Paradoxically, ‘preparing to leave’ is a pertinent message for every leader from day one. Leaders who fail to do so grow into dictators who cling to power and position because they have nowhere else to go. They become the sort of leaders who resist change and are easily threatened. They usually surround themselves with those who tell them only what they want to hear, or who echo what they themselves hear. They are the kind of leaders who become trapped and snared in holes of their own making. Ask Saddam Hussein.
Former General Electric CEO Jack Welch, when reflecting on his role and influence on the corporate giant, said that these would only become apparent after he had left. He spoke of leaving a legacy. Popular author Scott M Peck summed it up succinctly when he said that the measure of a successful life is to have loved, lived and to leave a legacy. Leaders who understand these imperatives are leaders who, from the moment they are entrusted with the responsibility and gift of leadership, plan to leave. They deliberate about what they will leave behind and then intentionally strike out in that direction. They build environments and teams that will thrive without them and spend their energy developing the human and logistical resources to make this possible.
Such leaders are usually very different from those who fail to follow such a plan. They always seem to have time for others; they have a welcoming manner about them, one that invites connection and conversation; they listen well because they understand that they can learn from anyone and everyone; they ask and invite questions; they leave you feeling buoyed rather than overawed by their importance, agenda and mood.
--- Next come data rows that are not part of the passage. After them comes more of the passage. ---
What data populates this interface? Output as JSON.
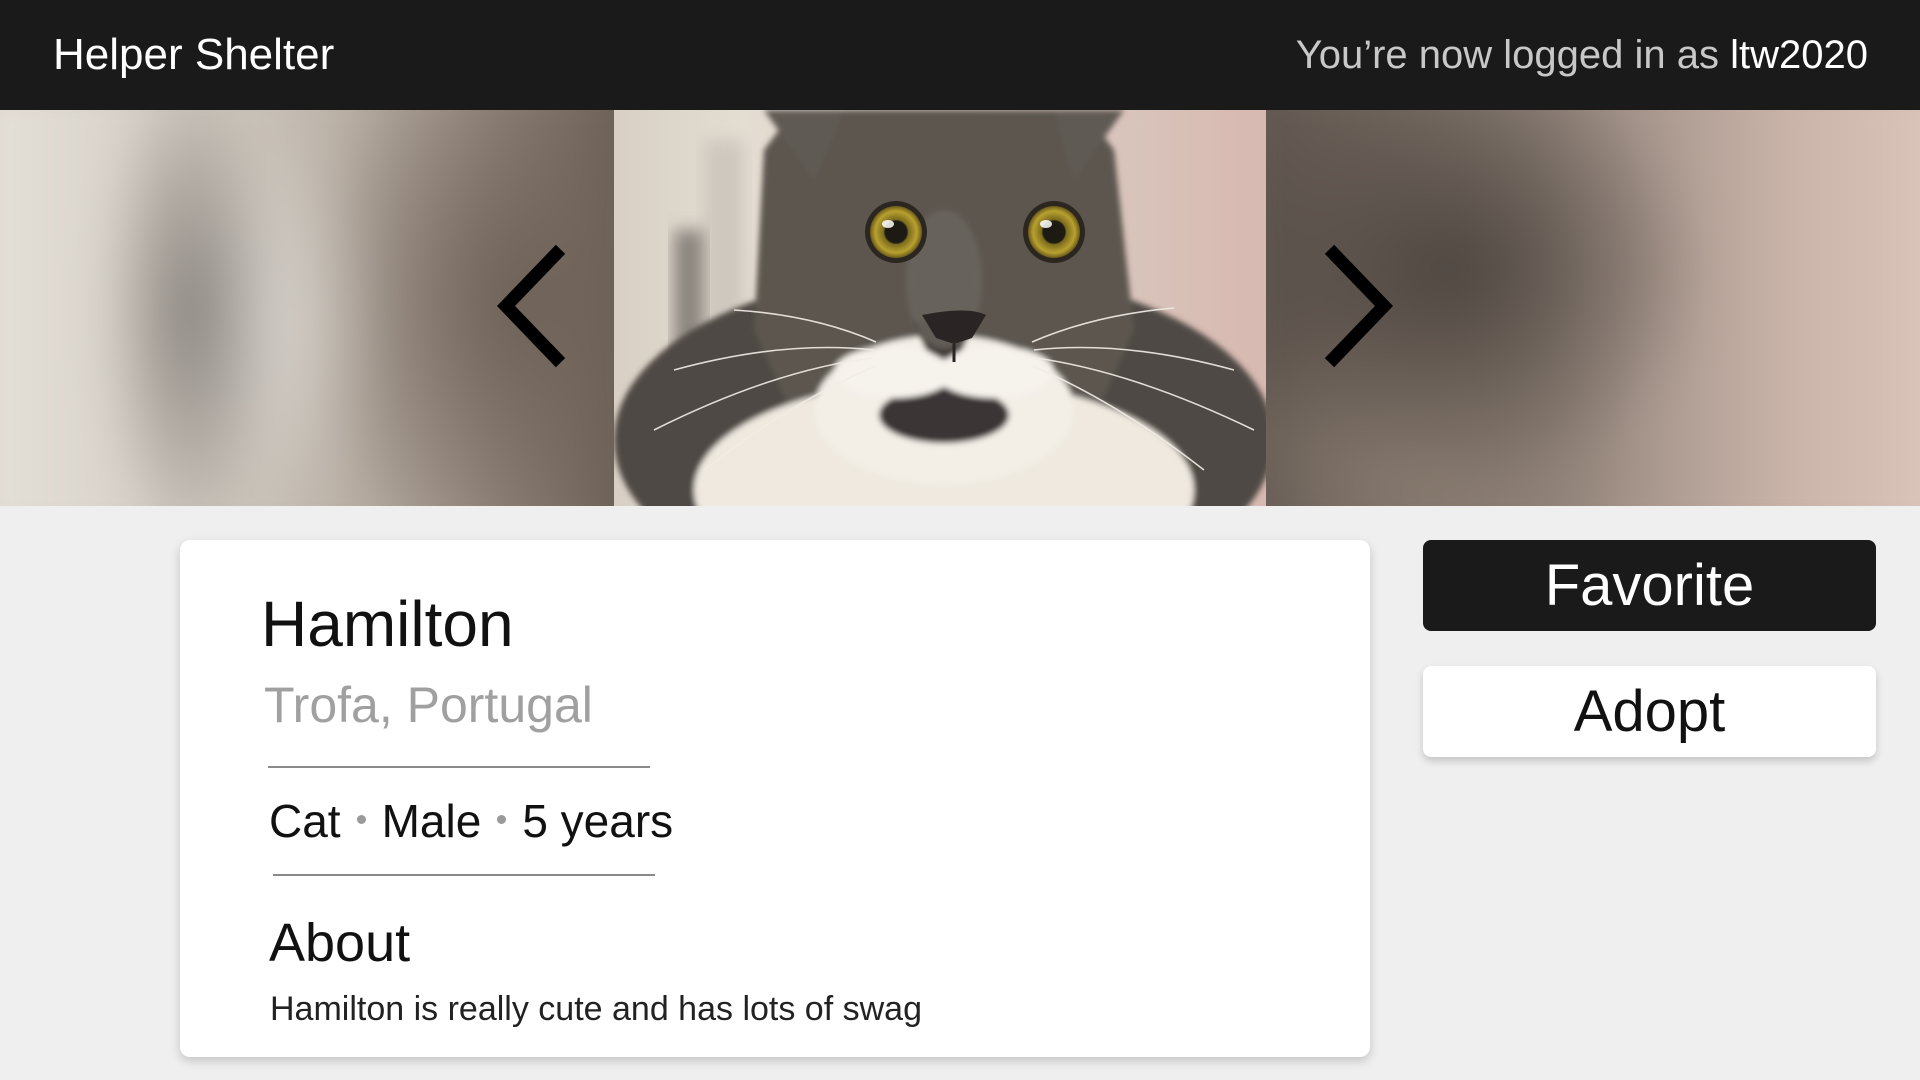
{
  "header": {
    "brand": "Helper Shelter",
    "login_prefix": "You’re now logged in as ",
    "username": "ltw2020"
  },
  "carousel": {
    "prev_icon": "chevron-left-icon",
    "next_icon": "chevron-right-icon",
    "photo": "grey-and-white-cat-photo"
  },
  "pet": {
    "name": "Hamilton",
    "location": "Trofa, Portugal",
    "species": "Cat",
    "sex": "Male",
    "age": "5 years",
    "about_heading": "About",
    "about_text": "Hamilton is really cute and has lots of swag"
  },
  "actions": {
    "favorite_label": "Favorite",
    "adopt_label": "Adopt"
  },
  "colors": {
    "topbar": "#1a1a1a",
    "page_background": "#efefef",
    "muted_text": "#a0a0a0"
  }
}
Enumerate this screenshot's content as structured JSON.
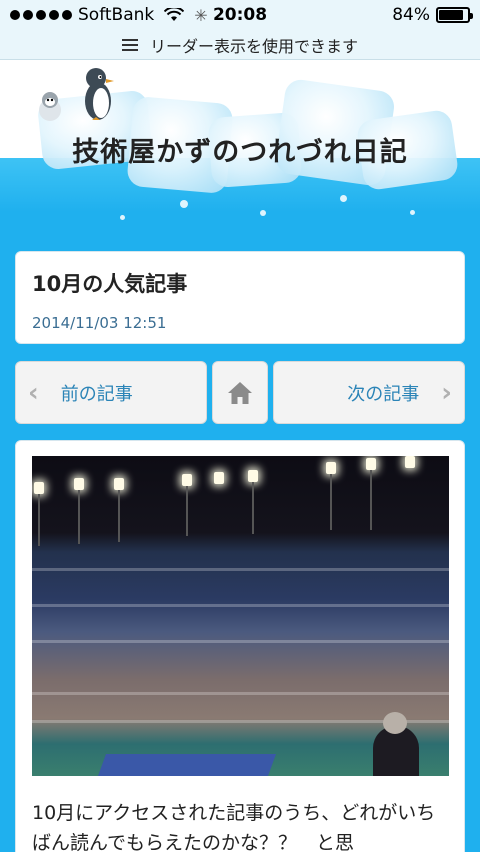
{
  "status_bar": {
    "carrier": "SoftBank",
    "time": "20:08",
    "battery": "84%",
    "battery_level": 0.84
  },
  "reader_bar": {
    "label": "リーダー表示を使用できます"
  },
  "header": {
    "site_title": "技術屋かずのつれづれ日記"
  },
  "article": {
    "title": "10月の人気記事",
    "date": "2014/11/03 12:51",
    "body": "10月にアクセスされた記事のうち、どれがいちばん読んでもらえたのかな？？　と思"
  },
  "nav": {
    "prev_label": "前の記事",
    "next_label": "次の記事",
    "prev_icon": "chevron-left-icon",
    "next_icon": "chevron-right-icon",
    "home_icon": "home-icon"
  },
  "colors": {
    "accent": "#2b84b7",
    "background": "#1fb0ee"
  }
}
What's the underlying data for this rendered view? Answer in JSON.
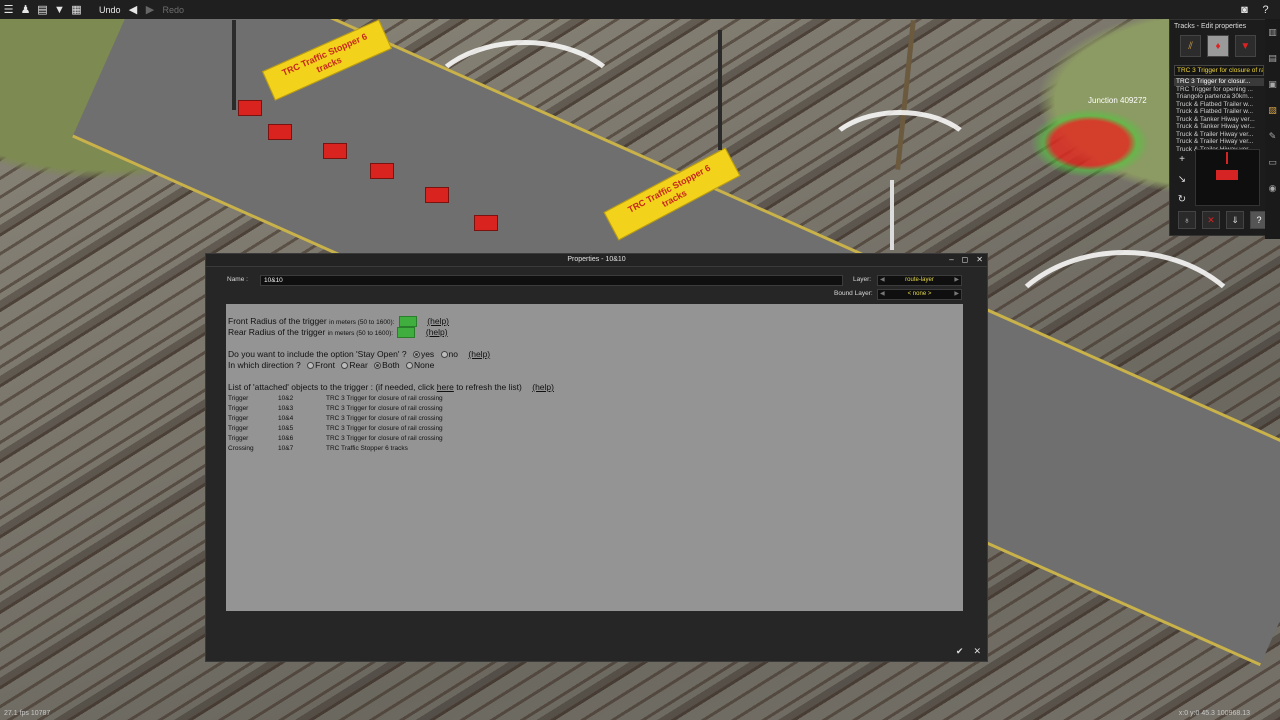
{
  "toolbar": {
    "icons": [
      "menu-icon",
      "pawn-icon",
      "book-icon",
      "filter-icon",
      "grid-icon"
    ],
    "undo_label": "Undo",
    "redo_label": "Redo",
    "right_icons": [
      "camera-icon",
      "help-icon"
    ]
  },
  "scene": {
    "junction_label": "Junction 409272",
    "sign1_text": "TRC Traffic Stopper 6 tracks",
    "sign2_text": "TRC Traffic Stopper 6 tracks"
  },
  "edit_panel": {
    "title": "Tracks - Edit properties",
    "selected": "TRC 3 Trigger for closure of rai",
    "items": [
      "TRC 3 Trigger for closur...",
      "TRC Trigger for opening ...",
      "Triangolo partenza 30km...",
      "Truck & Flatbed Trailer w...",
      "Truck & Flatbed Trailer w...",
      "Truck & Tanker Hiway ver...",
      "Truck & Tanker Hiway ver...",
      "Truck & Trailer Hiway ver...",
      "Truck & Trailer Hiway ver...",
      "Truck & Trailer Hiway ver..."
    ]
  },
  "dialog": {
    "title": "Properties - 10&10",
    "name_label": "Name :",
    "name_value": "10&10",
    "layer_label": "Layer:",
    "layer_value": "route-layer",
    "bound_label": "Bound Layer:",
    "bound_value": "< none >",
    "front_radius_label": "Front Radius of the trigger",
    "rear_radius_label": "Rear Radius of the trigger",
    "radius_hint": "in meters (50 to 1600):",
    "help": "(help)",
    "stay_open_question": "Do you want to include the option 'Stay Open' ?",
    "yes": "yes",
    "no": "no",
    "direction_question": "In which direction ?",
    "front": "Front",
    "rear": "Rear",
    "both": "Both",
    "none": "None",
    "attached_prefix": "List of 'attached' objects to the trigger : (if needed, click",
    "attached_here": "here",
    "attached_suffix": "to refresh the list)",
    "objects": [
      {
        "type": "Trigger",
        "id": "10&2",
        "name": "TRC 3 Trigger for closure of rail crossing"
      },
      {
        "type": "Trigger",
        "id": "10&3",
        "name": "TRC 3 Trigger for closure of rail crossing"
      },
      {
        "type": "Trigger",
        "id": "10&4",
        "name": "TRC 3 Trigger for closure of rail crossing"
      },
      {
        "type": "Trigger",
        "id": "10&5",
        "name": "TRC 3 Trigger for closure of rail crossing"
      },
      {
        "type": "Trigger",
        "id": "10&6",
        "name": "TRC 3 Trigger for closure of rail crossing"
      },
      {
        "type": "Crossing",
        "id": "10&7",
        "name": "TRC Traffic Stopper 6 tracks"
      }
    ]
  },
  "status": {
    "left": "27.1 fps  10787",
    "right": "x:0 y:0 45.3  100968.13"
  }
}
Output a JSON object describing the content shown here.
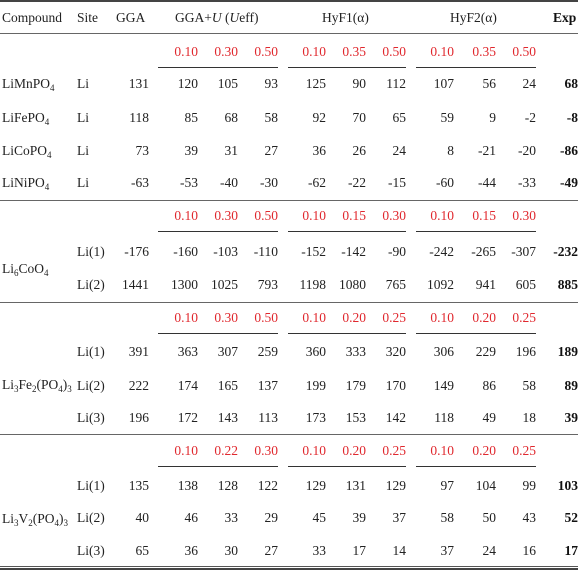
{
  "header": {
    "compound": "Compound",
    "site": "Site",
    "gga": "GGA",
    "ggau_prefix": "GGA+",
    "ggau_u": "U",
    "ggau_open": " (",
    "ggau_ueff_u": "U",
    "ggau_ueff_rest": "eff)",
    "hyf1": "HyF1(α)",
    "hyf2": "HyF2(α)",
    "exp": "Exp"
  },
  "groups": [
    {
      "params": {
        "ggau": [
          "0.10",
          "0.30",
          "0.50"
        ],
        "hyf1": [
          "0.10",
          "0.35",
          "0.50"
        ],
        "hyf2": [
          "0.10",
          "0.35",
          "0.50"
        ]
      },
      "rows": [
        {
          "compound": {
            "base": "LiMnPO",
            "sub": "4",
            "tail": ""
          },
          "site": "Li",
          "gga": "131",
          "ggau": [
            "120",
            "105",
            "93"
          ],
          "hyf1": [
            "125",
            "90",
            "112"
          ],
          "hyf2": [
            "107",
            "56",
            "24"
          ],
          "exp": "68"
        },
        {
          "compound": {
            "base": "LiFePO",
            "sub": "4",
            "tail": ""
          },
          "site": "Li",
          "gga": "118",
          "ggau": [
            "85",
            "68",
            "58"
          ],
          "hyf1": [
            "92",
            "70",
            "65"
          ],
          "hyf2": [
            "59",
            "9",
            "-2"
          ],
          "exp": "-8"
        },
        {
          "compound": {
            "base": "LiCoPO",
            "sub": "4",
            "tail": ""
          },
          "site": "Li",
          "gga": "73",
          "ggau": [
            "39",
            "31",
            "27"
          ],
          "hyf1": [
            "36",
            "26",
            "24"
          ],
          "hyf2": [
            "8",
            "-21",
            "-20"
          ],
          "exp": "-86"
        },
        {
          "compound": {
            "base": "LiNiPO",
            "sub": "4",
            "tail": ""
          },
          "site": "Li",
          "gga": "-63",
          "ggau": [
            "-53",
            "-40",
            "-30"
          ],
          "hyf1": [
            "-62",
            "-22",
            "-15"
          ],
          "hyf2": [
            "-60",
            "-44",
            "-33"
          ],
          "exp": "-49"
        }
      ]
    },
    {
      "compound_label": {
        "parts": [
          [
            "Li",
            ""
          ],
          [
            "6",
            "sub"
          ],
          [
            "CoO",
            ""
          ],
          [
            "4",
            "sub"
          ]
        ]
      },
      "params": {
        "ggau": [
          "0.10",
          "0.30",
          "0.50"
        ],
        "hyf1": [
          "0.10",
          "0.15",
          "0.30"
        ],
        "hyf2": [
          "0.10",
          "0.15",
          "0.30"
        ]
      },
      "rows": [
        {
          "site": "Li(1)",
          "gga": "-176",
          "ggau": [
            "-160",
            "-103",
            "-110"
          ],
          "hyf1": [
            "-152",
            "-142",
            "-90"
          ],
          "hyf2": [
            "-242",
            "-265",
            "-307"
          ],
          "exp": "-232"
        },
        {
          "site": "Li(2)",
          "gga": "1441",
          "ggau": [
            "1300",
            "1025",
            "793"
          ],
          "hyf1": [
            "1198",
            "1080",
            "765"
          ],
          "hyf2": [
            "1092",
            "941",
            "605"
          ],
          "exp": "885"
        }
      ]
    },
    {
      "compound_label": {
        "parts": [
          [
            "Li",
            ""
          ],
          [
            "3",
            "sub"
          ],
          [
            "Fe",
            ""
          ],
          [
            "2",
            "sub"
          ],
          [
            "(PO",
            ""
          ],
          [
            "4",
            "sub"
          ],
          [
            ")",
            ""
          ],
          [
            "3",
            "sub"
          ]
        ]
      },
      "params": {
        "ggau": [
          "0.10",
          "0.30",
          "0.50"
        ],
        "hyf1": [
          "0.10",
          "0.20",
          "0.25"
        ],
        "hyf2": [
          "0.10",
          "0.20",
          "0.25"
        ]
      },
      "rows": [
        {
          "site": "Li(1)",
          "gga": "391",
          "ggau": [
            "363",
            "307",
            "259"
          ],
          "hyf1": [
            "360",
            "333",
            "320"
          ],
          "hyf2": [
            "306",
            "229",
            "196"
          ],
          "exp": "189"
        },
        {
          "site": "Li(2)",
          "gga": "222",
          "ggau": [
            "174",
            "165",
            "137"
          ],
          "hyf1": [
            "199",
            "179",
            "170"
          ],
          "hyf2": [
            "149",
            "86",
            "58"
          ],
          "exp": "89"
        },
        {
          "site": "Li(3)",
          "gga": "196",
          "ggau": [
            "172",
            "143",
            "113"
          ],
          "hyf1": [
            "173",
            "153",
            "142"
          ],
          "hyf2": [
            "118",
            "49",
            "18"
          ],
          "exp": "39"
        }
      ]
    },
    {
      "compound_label": {
        "parts": [
          [
            "Li",
            ""
          ],
          [
            "3",
            "sub"
          ],
          [
            "V",
            ""
          ],
          [
            "2",
            "sub"
          ],
          [
            "(PO",
            ""
          ],
          [
            "4",
            "sub"
          ],
          [
            ")",
            ""
          ],
          [
            "3",
            "sub"
          ]
        ]
      },
      "params": {
        "ggau": [
          "0.10",
          "0.22",
          "0.30"
        ],
        "hyf1": [
          "0.10",
          "0.20",
          "0.25"
        ],
        "hyf2": [
          "0.10",
          "0.20",
          "0.25"
        ]
      },
      "rows": [
        {
          "site": "Li(1)",
          "gga": "135",
          "ggau": [
            "138",
            "128",
            "122"
          ],
          "hyf1": [
            "129",
            "131",
            "129"
          ],
          "hyf2": [
            "97",
            "104",
            "99"
          ],
          "exp": "103"
        },
        {
          "site": "Li(2)",
          "gga": "40",
          "ggau": [
            "46",
            "33",
            "29"
          ],
          "hyf1": [
            "45",
            "39",
            "37"
          ],
          "hyf2": [
            "58",
            "50",
            "43"
          ],
          "exp": "52"
        },
        {
          "site": "Li(3)",
          "gga": "65",
          "ggau": [
            "36",
            "30",
            "27"
          ],
          "hyf1": [
            "33",
            "17",
            "14"
          ],
          "hyf2": [
            "37",
            "24",
            "16"
          ],
          "exp": "17"
        }
      ]
    }
  ],
  "colors": {
    "param_red": "#e0282e",
    "text": "#222222"
  }
}
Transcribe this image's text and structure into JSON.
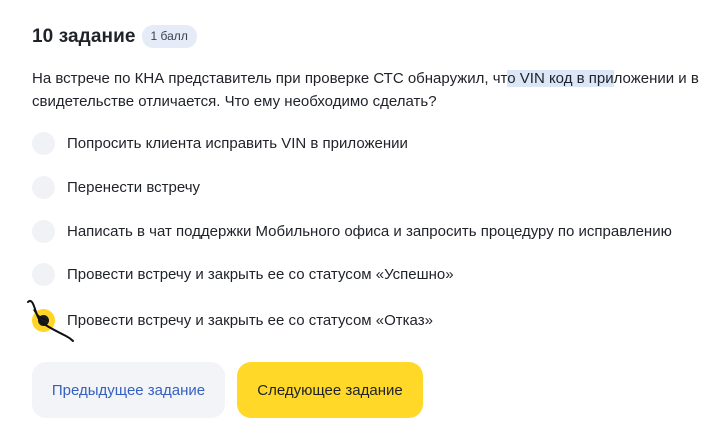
{
  "task": {
    "title": "10 задание",
    "points_badge": "1 балл"
  },
  "question": {
    "part1": "На встрече по КНА представитель при проверке СТС обнаружил, чт",
    "highlighted": "о VIN код в при",
    "part2": "ложении и в свидетельстве отличается. Что ему необходимо сделать?"
  },
  "options": [
    {
      "label": "Попросить клиента исправить VIN в приложении",
      "selected": false
    },
    {
      "label": "Перенести встречу",
      "selected": false
    },
    {
      "label": "Написать в чат поддержки Мобильного офиса и запросить процедуру по исправлению",
      "selected": false
    },
    {
      "label": "Провести встречу и закрыть ее со статусом «Успешно»",
      "selected": false
    },
    {
      "label": "Провести встречу и закрыть ее со статусом «Отказ»",
      "selected": true
    }
  ],
  "buttons": {
    "prev_label": "Предыдущее задание",
    "next_label": "Следующее задание"
  },
  "colors": {
    "accent_yellow": "#ffd828",
    "link_blue": "#3560c0",
    "badge_bg": "#e6ecf7",
    "highlight": "#dbe6f6"
  }
}
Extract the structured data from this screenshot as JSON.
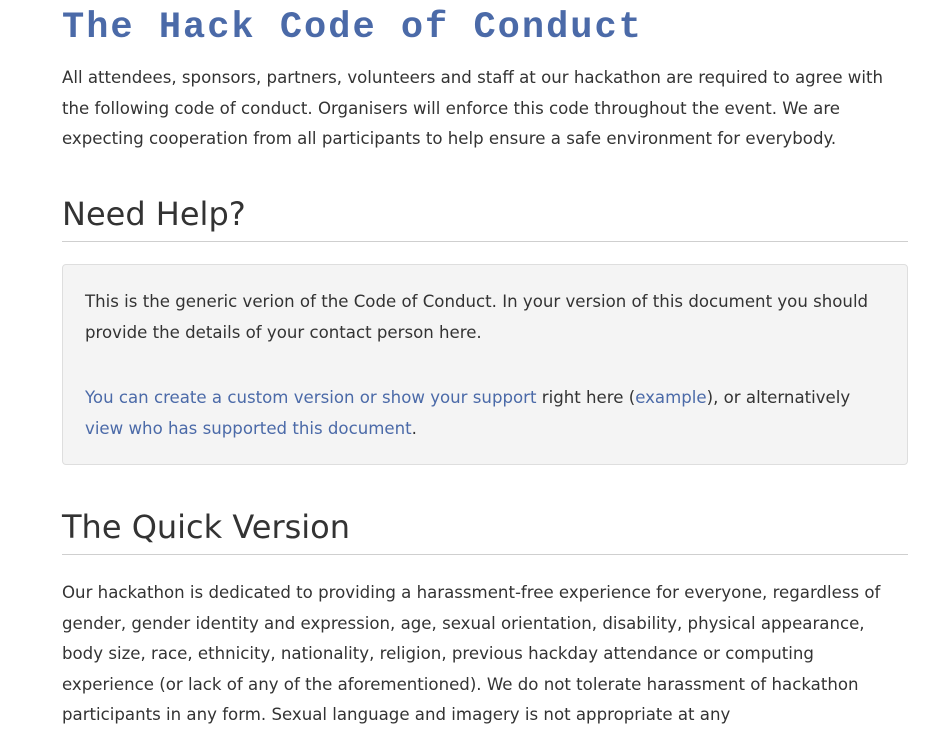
{
  "page": {
    "title": "The Hack Code of Conduct",
    "intro": "All attendees, sponsors, partners, volunteers and staff at our hackathon are required to agree with the following code of conduct. Organisers will enforce this code throughout the event. We are expecting cooperation from all participants to help ensure a safe environment for everybody."
  },
  "need_help": {
    "heading": "Need Help?",
    "paragraph1": "This is the generic verion of the Code of Conduct. In your version of this document you should provide the details of your contact person here.",
    "link_custom": "You can create a custom version or show your support",
    "text_right_here": " right here (",
    "link_example": "example",
    "text_alternatively": "), or alternatively ",
    "link_view_supporters": "view who has supported this document",
    "text_period": "."
  },
  "quick_version": {
    "heading": "The Quick Version",
    "body": "Our hackathon is dedicated to providing a harassment-free experience for everyone, regardless of gender, gender identity and expression, age, sexual orientation, disability, physical appearance, body size, race, ethnicity, nationality, religion, previous hackday attendance or computing experience (or lack of any of the aforementioned). We do not tolerate harassment of hackathon participants in any form. Sexual language and imagery is not appropriate at any"
  },
  "colors": {
    "title": "#4b6aa8",
    "link": "#4b6aa8",
    "text": "#333333",
    "box_background": "#f4f4f4",
    "rule": "#cfcfcf"
  }
}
These are the truly great men and women, those leaders who understand that their role is one of preparation and so marshal their energy and resources accordingly. For an example of this we need look no further than Nelson Mandela. I have met the great man and I can attest to the power of his presence because of his embodiment of the above description.
Dare I suggest that if you feel that others around you are so dependent on your presence that preparing to leave seems incomprehensible, then your leadership is heading in the wrong direction?
Prepare to leave.
It is good advice for any leader. Is it easy? Of course not, but then who ever said leadership was easy?
Here is closing story that serves to underline the point of this blog:
I know a wise Bishop who, when he turned sixty, announced that he would relinquish his local and national leadership positions with immediate effect. He told the story of how he had written a letter to himself ten years earlier, when he was fifty. The letter was to be opened and read on the occasion of his sixtieth milestone. The letter revealed his perspective at the age of fifty on senior clergy who had hung on to their own leadership positions long after they should have vacated them. He vowed that he would not fall victim to the same error and wrote that, at sixty, should he find himself in the same position, he would immediately resign. (In fact his letter contained ten reminders to himself, based on his perception and foresight.) This took great courage for no doubt he would have been strongly tempted to listen to those voices from both within and without encouraging him to ‘stay a little longer’. Before I wrote this I made contact with him once more to hear the story. He is still actively engaged in his work and without question could still have been in a position of national leadership. Does he, with hindsight, regret the decision he took so many years ago? Absolutely not!